→ **TASK TO CARRY OUT**: Could you count the lines in the entries beneath that hold the word "classifier"? Respond with the number alone.

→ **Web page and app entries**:
[Start of Attachment]

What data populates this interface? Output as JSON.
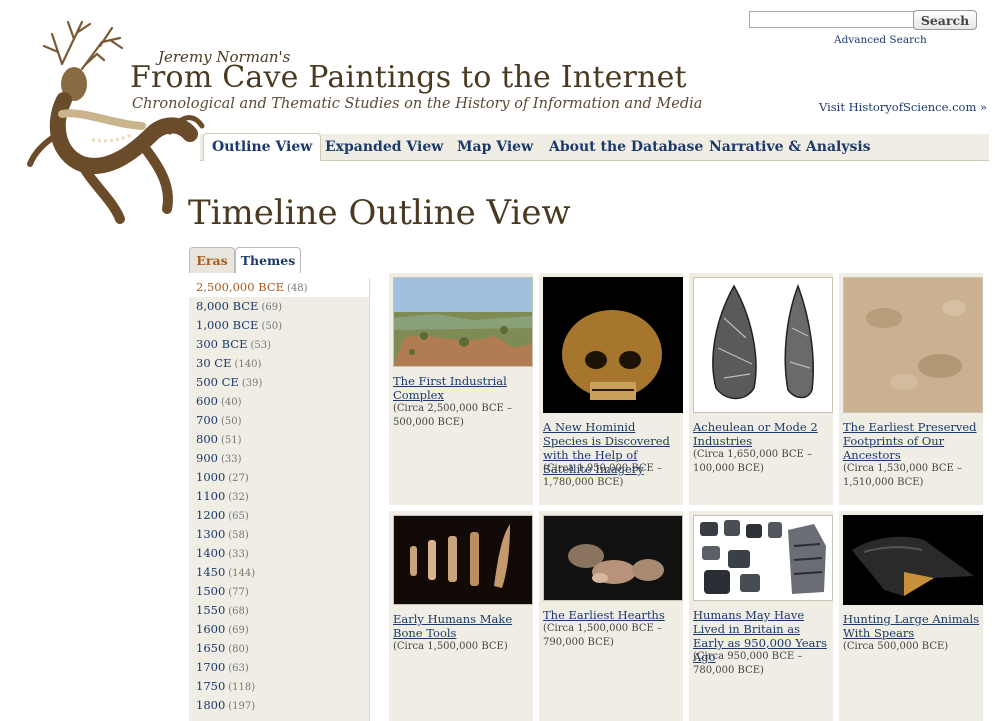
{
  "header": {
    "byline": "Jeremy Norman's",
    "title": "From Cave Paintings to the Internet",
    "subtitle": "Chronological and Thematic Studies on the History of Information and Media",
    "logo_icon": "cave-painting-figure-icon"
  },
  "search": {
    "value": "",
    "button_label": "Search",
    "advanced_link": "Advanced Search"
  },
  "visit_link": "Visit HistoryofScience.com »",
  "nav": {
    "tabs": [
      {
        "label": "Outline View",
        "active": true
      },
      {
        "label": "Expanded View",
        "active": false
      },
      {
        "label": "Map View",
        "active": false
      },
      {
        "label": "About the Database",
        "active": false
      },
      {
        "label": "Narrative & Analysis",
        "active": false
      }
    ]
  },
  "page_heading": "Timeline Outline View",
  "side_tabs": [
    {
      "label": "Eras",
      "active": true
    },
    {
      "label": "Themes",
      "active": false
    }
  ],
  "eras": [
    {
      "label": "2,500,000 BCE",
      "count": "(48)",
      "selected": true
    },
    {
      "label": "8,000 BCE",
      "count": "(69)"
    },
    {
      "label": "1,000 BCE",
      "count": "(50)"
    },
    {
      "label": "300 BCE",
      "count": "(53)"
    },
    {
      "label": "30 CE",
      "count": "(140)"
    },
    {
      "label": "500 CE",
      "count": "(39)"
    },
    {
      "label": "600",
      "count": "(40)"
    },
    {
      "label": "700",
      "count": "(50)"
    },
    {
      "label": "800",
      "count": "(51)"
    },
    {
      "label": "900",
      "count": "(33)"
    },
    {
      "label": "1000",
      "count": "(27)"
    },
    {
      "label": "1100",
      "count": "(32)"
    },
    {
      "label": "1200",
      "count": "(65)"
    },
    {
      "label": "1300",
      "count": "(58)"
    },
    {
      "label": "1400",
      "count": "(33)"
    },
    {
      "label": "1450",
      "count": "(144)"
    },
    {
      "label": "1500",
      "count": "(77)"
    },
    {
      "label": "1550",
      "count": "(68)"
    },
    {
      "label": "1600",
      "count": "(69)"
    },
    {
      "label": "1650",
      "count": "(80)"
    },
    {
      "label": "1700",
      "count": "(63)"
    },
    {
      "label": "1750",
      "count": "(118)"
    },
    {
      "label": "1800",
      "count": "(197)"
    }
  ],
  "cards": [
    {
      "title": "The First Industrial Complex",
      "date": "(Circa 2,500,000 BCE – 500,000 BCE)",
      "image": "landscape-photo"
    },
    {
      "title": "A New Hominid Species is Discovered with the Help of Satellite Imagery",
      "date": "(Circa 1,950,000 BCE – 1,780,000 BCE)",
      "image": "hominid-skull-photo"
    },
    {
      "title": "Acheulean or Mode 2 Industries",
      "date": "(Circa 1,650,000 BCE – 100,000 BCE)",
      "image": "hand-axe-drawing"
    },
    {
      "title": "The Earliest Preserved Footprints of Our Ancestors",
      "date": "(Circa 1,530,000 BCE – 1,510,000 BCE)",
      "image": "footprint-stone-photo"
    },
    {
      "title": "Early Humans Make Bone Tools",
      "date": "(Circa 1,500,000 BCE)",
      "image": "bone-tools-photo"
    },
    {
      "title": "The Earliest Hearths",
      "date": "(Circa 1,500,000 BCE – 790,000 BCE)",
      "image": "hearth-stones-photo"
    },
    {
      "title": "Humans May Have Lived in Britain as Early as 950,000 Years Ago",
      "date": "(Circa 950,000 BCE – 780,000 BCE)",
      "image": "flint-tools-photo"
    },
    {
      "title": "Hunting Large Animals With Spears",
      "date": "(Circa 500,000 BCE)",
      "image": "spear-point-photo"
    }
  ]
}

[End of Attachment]
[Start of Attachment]

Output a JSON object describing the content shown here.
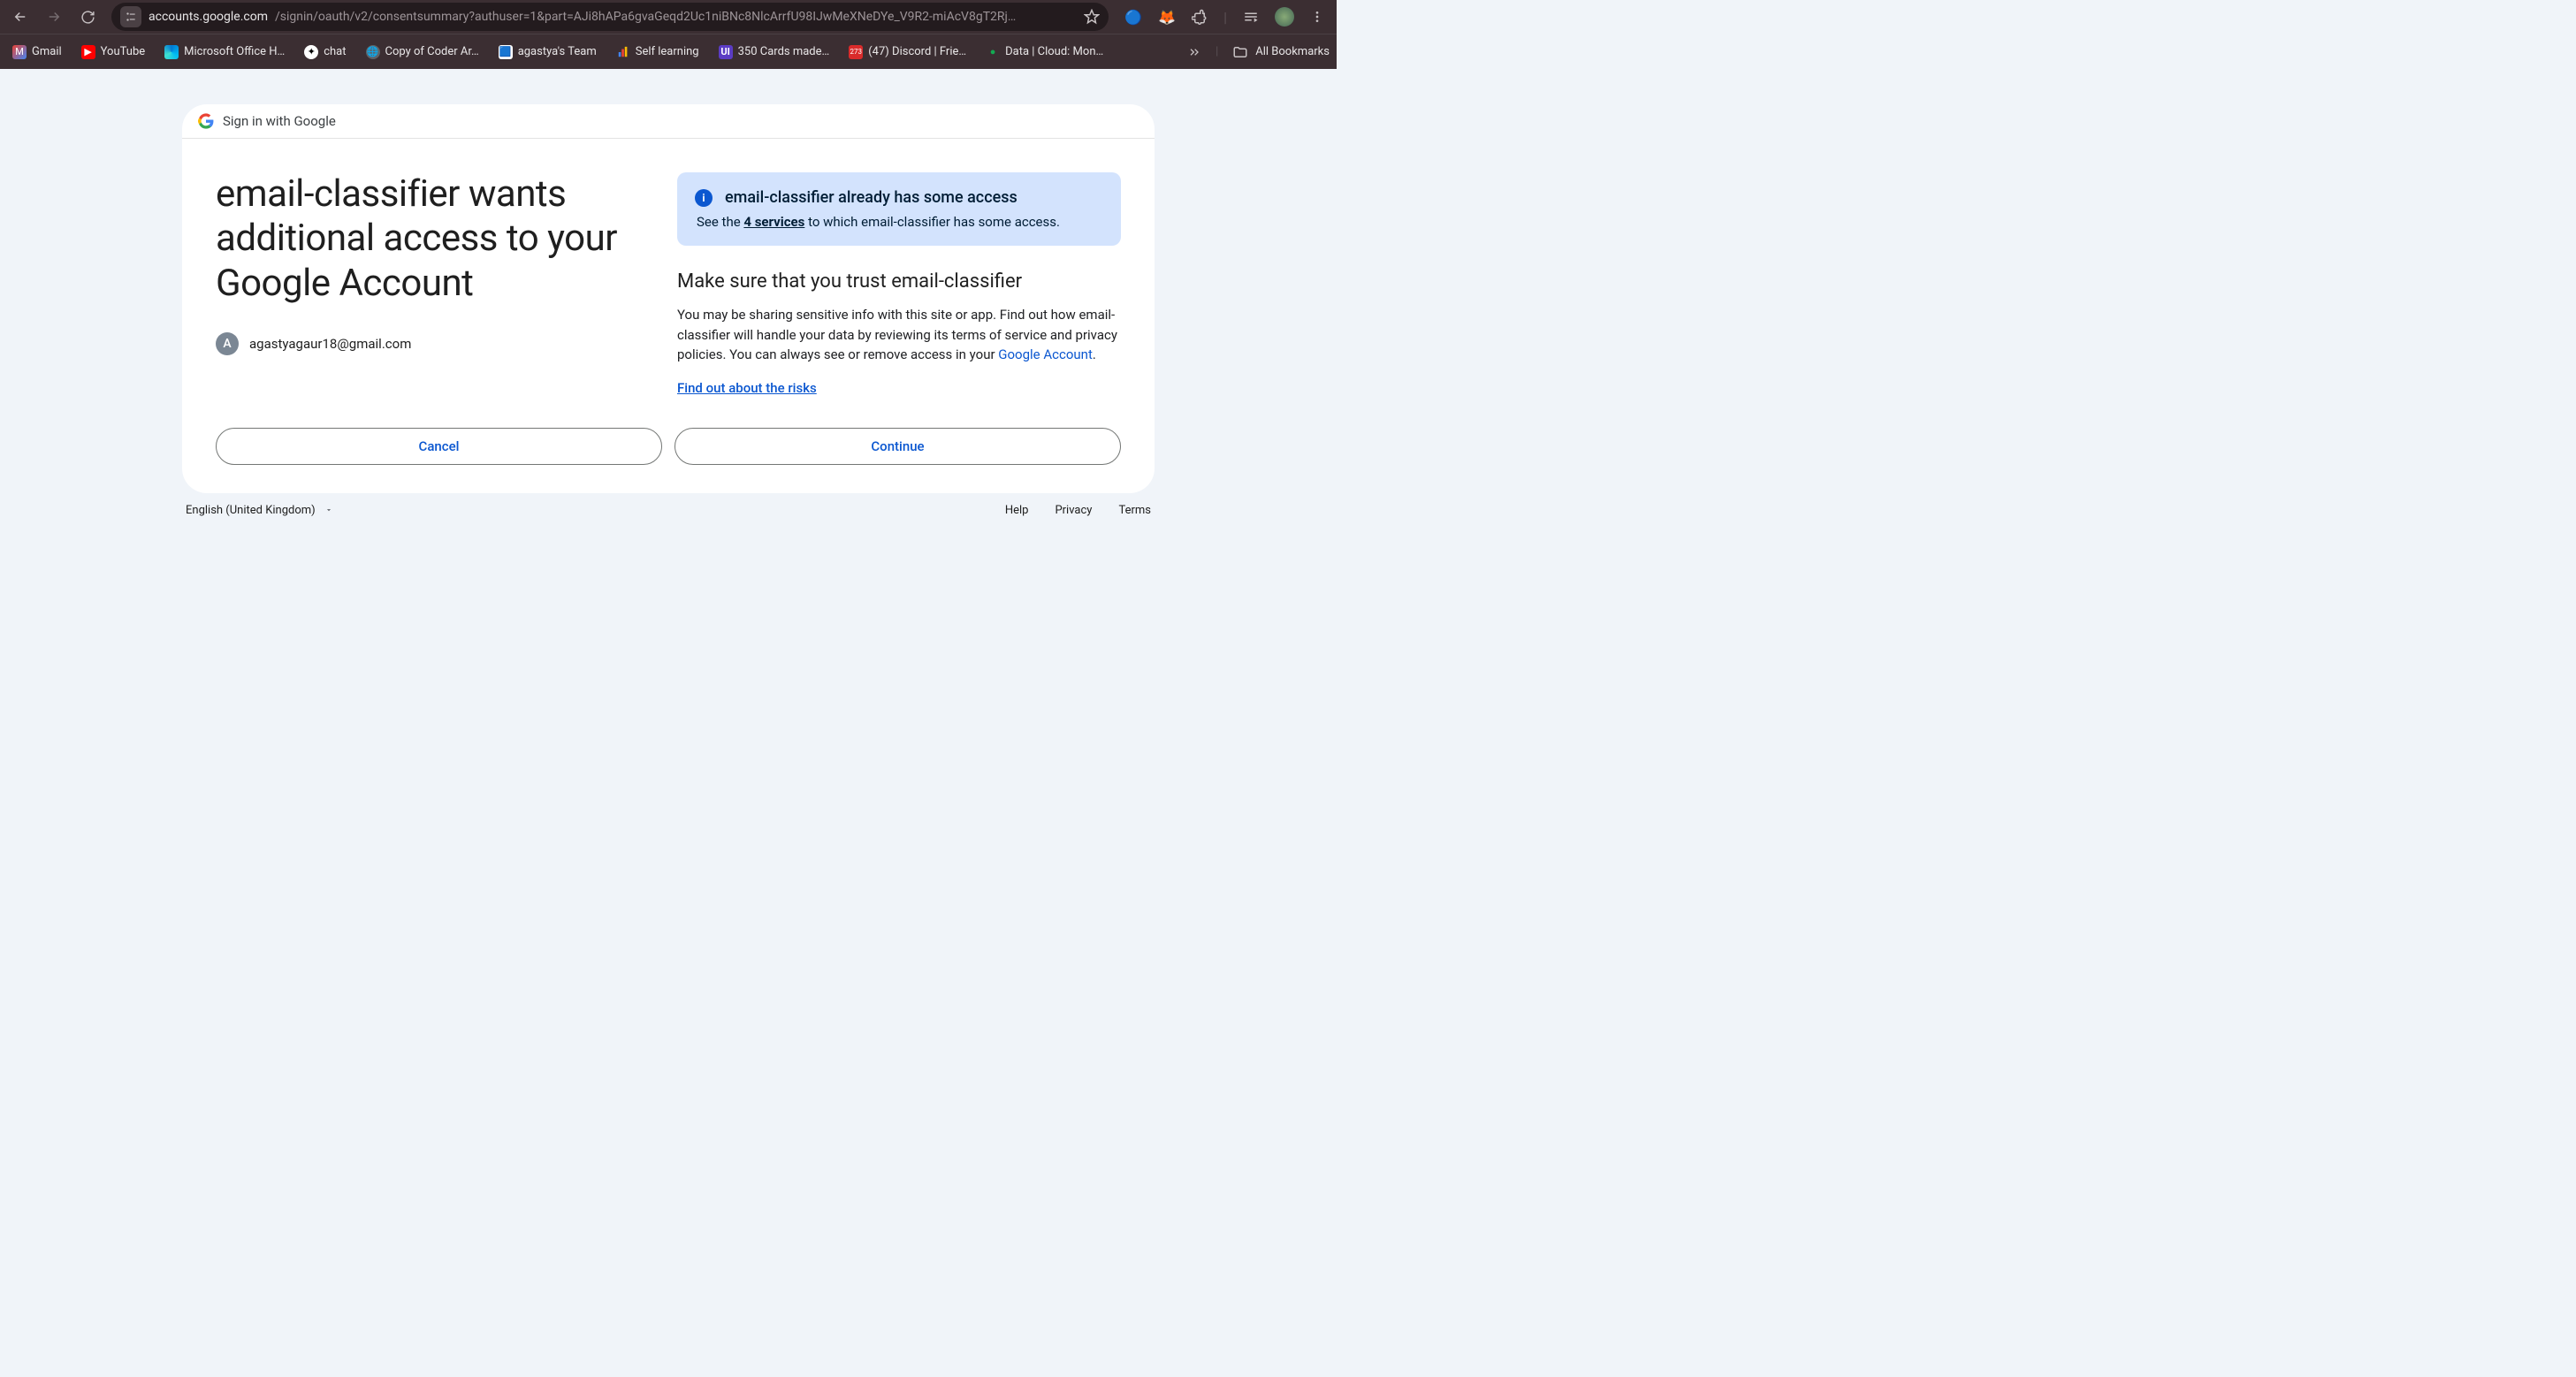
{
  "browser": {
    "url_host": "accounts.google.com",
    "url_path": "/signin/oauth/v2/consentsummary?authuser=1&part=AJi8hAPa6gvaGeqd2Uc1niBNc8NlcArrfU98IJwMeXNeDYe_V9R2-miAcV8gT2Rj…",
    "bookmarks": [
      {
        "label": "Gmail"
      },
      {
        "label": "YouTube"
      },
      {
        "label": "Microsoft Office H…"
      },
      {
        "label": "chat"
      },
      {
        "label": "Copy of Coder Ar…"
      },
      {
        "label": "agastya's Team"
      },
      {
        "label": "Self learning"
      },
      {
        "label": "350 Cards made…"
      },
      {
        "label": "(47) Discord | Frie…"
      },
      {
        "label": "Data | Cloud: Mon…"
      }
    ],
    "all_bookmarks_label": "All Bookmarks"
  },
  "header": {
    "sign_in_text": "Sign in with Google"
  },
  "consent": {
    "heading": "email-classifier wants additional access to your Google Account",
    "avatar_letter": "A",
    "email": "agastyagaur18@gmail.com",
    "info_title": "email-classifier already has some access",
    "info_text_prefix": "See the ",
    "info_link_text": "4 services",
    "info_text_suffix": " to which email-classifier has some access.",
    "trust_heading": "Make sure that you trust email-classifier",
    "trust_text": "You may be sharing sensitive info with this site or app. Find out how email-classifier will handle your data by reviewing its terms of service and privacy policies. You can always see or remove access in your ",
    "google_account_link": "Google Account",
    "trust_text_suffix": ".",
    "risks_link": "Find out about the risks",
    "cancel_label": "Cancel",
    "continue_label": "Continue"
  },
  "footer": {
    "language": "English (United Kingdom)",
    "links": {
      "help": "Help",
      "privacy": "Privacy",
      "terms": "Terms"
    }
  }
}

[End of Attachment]

→ **RESPONSE BELOW**: 5